▸ **Data items**:
[Start of section]

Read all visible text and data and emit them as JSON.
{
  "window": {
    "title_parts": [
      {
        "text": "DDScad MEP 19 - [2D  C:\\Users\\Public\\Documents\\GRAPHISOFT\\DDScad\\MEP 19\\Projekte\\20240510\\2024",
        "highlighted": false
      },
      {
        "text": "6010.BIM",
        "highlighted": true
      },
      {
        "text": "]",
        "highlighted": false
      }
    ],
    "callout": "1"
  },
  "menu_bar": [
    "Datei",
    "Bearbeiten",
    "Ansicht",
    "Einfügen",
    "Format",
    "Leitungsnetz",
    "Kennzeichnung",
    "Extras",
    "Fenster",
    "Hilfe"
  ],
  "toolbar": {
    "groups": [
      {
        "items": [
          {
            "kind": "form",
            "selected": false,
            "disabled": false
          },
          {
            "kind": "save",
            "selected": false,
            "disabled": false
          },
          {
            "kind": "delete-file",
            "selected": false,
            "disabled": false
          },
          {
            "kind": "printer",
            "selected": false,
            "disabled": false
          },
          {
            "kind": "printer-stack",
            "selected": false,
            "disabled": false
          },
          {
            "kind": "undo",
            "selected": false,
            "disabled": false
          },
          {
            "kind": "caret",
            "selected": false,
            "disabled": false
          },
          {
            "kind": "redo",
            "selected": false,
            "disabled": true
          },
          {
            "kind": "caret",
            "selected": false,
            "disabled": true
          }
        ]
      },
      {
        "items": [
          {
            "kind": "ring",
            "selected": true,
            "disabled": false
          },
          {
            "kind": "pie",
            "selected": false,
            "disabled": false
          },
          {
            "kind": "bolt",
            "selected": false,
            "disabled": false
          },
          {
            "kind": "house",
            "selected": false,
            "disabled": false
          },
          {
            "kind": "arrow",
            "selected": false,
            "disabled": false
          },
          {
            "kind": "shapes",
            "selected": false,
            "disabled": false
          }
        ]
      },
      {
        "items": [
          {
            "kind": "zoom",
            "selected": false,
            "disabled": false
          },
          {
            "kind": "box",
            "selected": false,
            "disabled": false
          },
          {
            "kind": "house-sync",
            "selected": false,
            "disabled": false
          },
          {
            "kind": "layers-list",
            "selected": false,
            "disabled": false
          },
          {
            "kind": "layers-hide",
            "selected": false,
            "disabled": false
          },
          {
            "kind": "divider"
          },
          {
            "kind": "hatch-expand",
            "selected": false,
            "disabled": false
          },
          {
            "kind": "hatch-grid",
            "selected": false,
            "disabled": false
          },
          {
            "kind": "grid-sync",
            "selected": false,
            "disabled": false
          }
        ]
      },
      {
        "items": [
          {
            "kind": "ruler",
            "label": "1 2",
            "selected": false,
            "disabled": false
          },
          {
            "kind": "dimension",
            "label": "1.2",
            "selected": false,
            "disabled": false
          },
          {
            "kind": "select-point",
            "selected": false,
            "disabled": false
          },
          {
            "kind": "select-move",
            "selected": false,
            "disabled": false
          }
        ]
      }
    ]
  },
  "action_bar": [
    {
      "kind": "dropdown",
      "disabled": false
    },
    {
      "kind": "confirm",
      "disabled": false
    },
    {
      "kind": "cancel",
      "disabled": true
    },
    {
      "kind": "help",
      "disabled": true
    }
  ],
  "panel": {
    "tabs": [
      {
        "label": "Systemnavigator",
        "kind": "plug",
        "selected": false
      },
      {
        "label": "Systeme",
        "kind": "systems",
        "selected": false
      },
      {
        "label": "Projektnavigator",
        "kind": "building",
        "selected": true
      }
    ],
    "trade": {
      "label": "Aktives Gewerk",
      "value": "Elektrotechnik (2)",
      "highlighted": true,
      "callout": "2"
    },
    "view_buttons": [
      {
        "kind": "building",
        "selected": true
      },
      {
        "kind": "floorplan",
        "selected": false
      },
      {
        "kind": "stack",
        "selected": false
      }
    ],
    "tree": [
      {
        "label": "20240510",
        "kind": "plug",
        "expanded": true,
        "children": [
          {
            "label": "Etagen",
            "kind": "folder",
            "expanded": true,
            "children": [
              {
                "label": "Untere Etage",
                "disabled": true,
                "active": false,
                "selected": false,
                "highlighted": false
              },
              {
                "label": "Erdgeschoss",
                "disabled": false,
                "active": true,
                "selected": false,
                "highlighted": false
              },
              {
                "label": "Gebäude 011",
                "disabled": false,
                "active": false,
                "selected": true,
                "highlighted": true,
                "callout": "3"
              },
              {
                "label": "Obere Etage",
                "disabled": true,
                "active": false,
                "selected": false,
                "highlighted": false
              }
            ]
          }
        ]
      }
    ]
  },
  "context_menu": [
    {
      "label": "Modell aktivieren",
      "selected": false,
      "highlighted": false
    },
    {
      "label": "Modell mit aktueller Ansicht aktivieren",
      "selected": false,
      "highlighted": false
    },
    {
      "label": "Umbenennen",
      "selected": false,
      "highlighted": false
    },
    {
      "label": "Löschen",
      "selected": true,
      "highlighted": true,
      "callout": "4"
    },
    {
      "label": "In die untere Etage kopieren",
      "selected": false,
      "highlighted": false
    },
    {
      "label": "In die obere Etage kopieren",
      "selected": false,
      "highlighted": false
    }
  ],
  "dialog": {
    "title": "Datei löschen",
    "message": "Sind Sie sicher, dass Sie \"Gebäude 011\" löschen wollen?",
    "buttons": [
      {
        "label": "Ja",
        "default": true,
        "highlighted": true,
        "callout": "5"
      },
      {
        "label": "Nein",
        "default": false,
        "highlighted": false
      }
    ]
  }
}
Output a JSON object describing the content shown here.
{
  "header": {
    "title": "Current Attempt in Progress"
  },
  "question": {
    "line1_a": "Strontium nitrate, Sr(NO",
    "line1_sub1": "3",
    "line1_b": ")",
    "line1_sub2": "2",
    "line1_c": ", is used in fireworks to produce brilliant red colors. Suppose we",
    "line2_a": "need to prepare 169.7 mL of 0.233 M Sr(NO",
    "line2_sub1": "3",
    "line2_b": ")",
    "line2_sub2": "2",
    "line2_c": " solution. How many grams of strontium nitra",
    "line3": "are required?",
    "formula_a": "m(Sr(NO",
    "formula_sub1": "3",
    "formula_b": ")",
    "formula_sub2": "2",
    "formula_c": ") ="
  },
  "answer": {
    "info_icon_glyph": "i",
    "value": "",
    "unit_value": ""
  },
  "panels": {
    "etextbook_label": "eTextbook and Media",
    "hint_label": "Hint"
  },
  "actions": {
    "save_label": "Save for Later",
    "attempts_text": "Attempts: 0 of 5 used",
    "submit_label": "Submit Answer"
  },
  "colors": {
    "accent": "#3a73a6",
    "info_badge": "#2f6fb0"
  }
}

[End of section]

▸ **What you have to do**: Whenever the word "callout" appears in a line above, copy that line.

▸ **Exercise response**:
    "callout": "1"
      "callout": "2"
                "callout": "3"
      "callout": "4"
        "callout": "5"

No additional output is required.